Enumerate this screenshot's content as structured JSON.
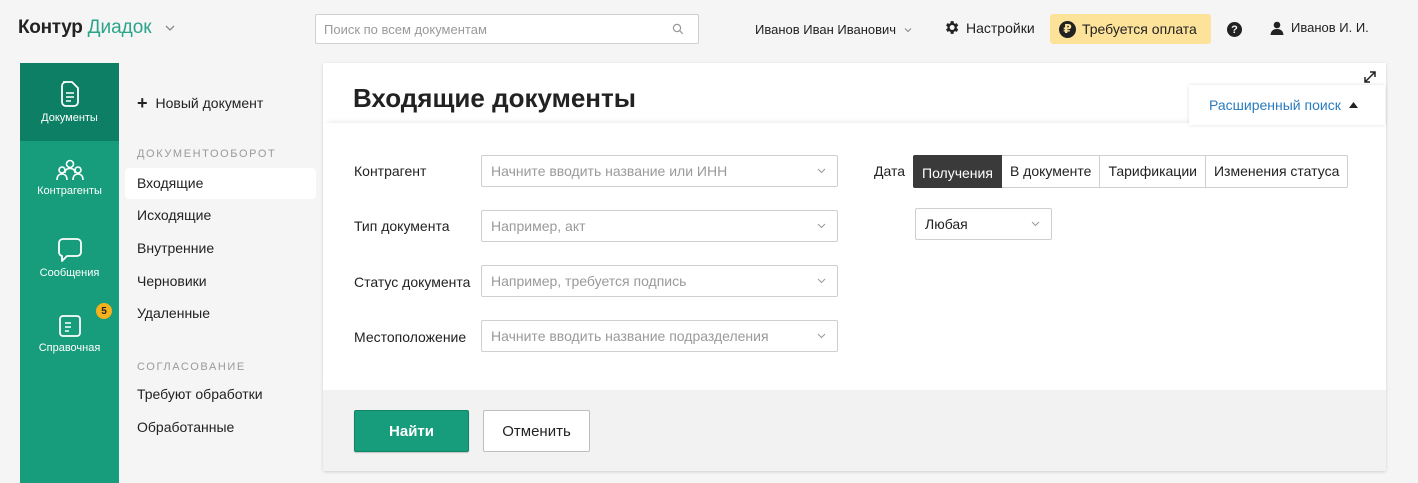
{
  "topbar": {
    "logo_brand": "Контур",
    "logo_product": "Диадок",
    "search_placeholder": "Поиск по всем документам",
    "user_name": "Иванов Иван Иванович",
    "settings_label": "Настройки",
    "payment_label": "Требуется оплата",
    "payment_icon": "ruble-icon",
    "help_glyph": "?",
    "account_label": "Иванов И. И."
  },
  "rail": {
    "items": [
      {
        "label": "Документы",
        "icon": "document-icon"
      },
      {
        "label": "Контрагенты",
        "icon": "people-icon"
      },
      {
        "label": "Сообщения",
        "icon": "chat-icon"
      },
      {
        "label": "Справочная",
        "icon": "book-icon"
      }
    ],
    "badge_count": "5"
  },
  "nav": {
    "new_document": "Новый документ",
    "section_workflow": "ДОКУМЕНТООБОРОТ",
    "workflow_items": [
      "Входящие",
      "Исходящие",
      "Внутренние",
      "Черновики",
      "Удаленные"
    ],
    "section_approval": "СОГЛАСОВАНИЕ",
    "approval_items": [
      "Требуют обработки",
      "Обработанные"
    ]
  },
  "main": {
    "title": "Входящие документы",
    "advanced_search": "Расширенный поиск",
    "filters": [
      {
        "label": "Контрагент",
        "placeholder": "Начните вводить название или ИНН"
      },
      {
        "label": "Тип документа",
        "placeholder": "Например, акт"
      },
      {
        "label": "Статус документа",
        "placeholder": "Например, требуется подпись"
      },
      {
        "label": "Местоположение",
        "placeholder": "Начните вводить название подразделения"
      }
    ],
    "date_label": "Дата",
    "date_tabs": [
      "Получения",
      "В документе",
      "Тарификации",
      "Изменения статуса"
    ],
    "date_range_value": "Любая",
    "find_button": "Найти",
    "cancel_button": "Отменить"
  },
  "colors": {
    "brand_green": "#179d7c",
    "brand_green_active": "#0d7f64",
    "link_blue": "#2a7bbf",
    "payment_yellow": "#fde39a",
    "badge_orange": "#f7b11d"
  }
}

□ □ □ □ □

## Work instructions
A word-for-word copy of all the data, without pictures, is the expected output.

## Your response
Enumerate this screenshot's content as structured JSON.
{
  "topbar": {
    "logo_brand": "Контур",
    "logo_product": "Диадок",
    "search_placeholder": "Поиск по всем документам",
    "user_name": "Иванов Иван Иванович",
    "settings_label": "Настройки",
    "payment_label": "Требуется оплата",
    "payment_icon": "ruble-icon",
    "help_glyph": "?",
    "account_label": "Иванов И. И."
  },
  "rail": {
    "items": [
      {
        "label": "Документы",
        "icon": "document-icon"
      },
      {
        "label": "Контрагенты",
        "icon": "people-icon"
      },
      {
        "label": "Сообщения",
        "icon": "chat-icon"
      },
      {
        "label": "Справочная",
        "icon": "book-icon"
      }
    ],
    "badge_count": "5"
  },
  "nav": {
    "new_document": "Новый документ",
    "section_workflow": "ДОКУМЕНТООБОРОТ",
    "workflow_items": [
      "Входящие",
      "Исходящие",
      "Внутренние",
      "Черновики",
      "Удаленные"
    ],
    "section_approval": "СОГЛАСОВАНИЕ",
    "approval_items": [
      "Требуют обработки",
      "Обработанные"
    ]
  },
  "main": {
    "title": "Входящие документы",
    "advanced_search": "Расширенный поиск",
    "filters": [
      {
        "label": "Контрагент",
        "placeholder": "Начните вводить название или ИНН"
      },
      {
        "label": "Тип документа",
        "placeholder": "Например, акт"
      },
      {
        "label": "Статус документа",
        "placeholder": "Например, требуется подпись"
      },
      {
        "label": "Местоположение",
        "placeholder": "Начните вводить название подразделения"
      }
    ],
    "date_label": "Дата",
    "date_tabs": [
      "Получения",
      "В документе",
      "Тарификации",
      "Изменения статуса"
    ],
    "date_range_value": "Любая",
    "find_button": "Найти",
    "cancel_button": "Отменить"
  },
  "colors": {
    "brand_green": "#179d7c",
    "brand_green_active": "#0d7f64",
    "link_blue": "#2a7bbf",
    "payment_yellow": "#fde39a",
    "badge_orange": "#f7b11d"
  }
}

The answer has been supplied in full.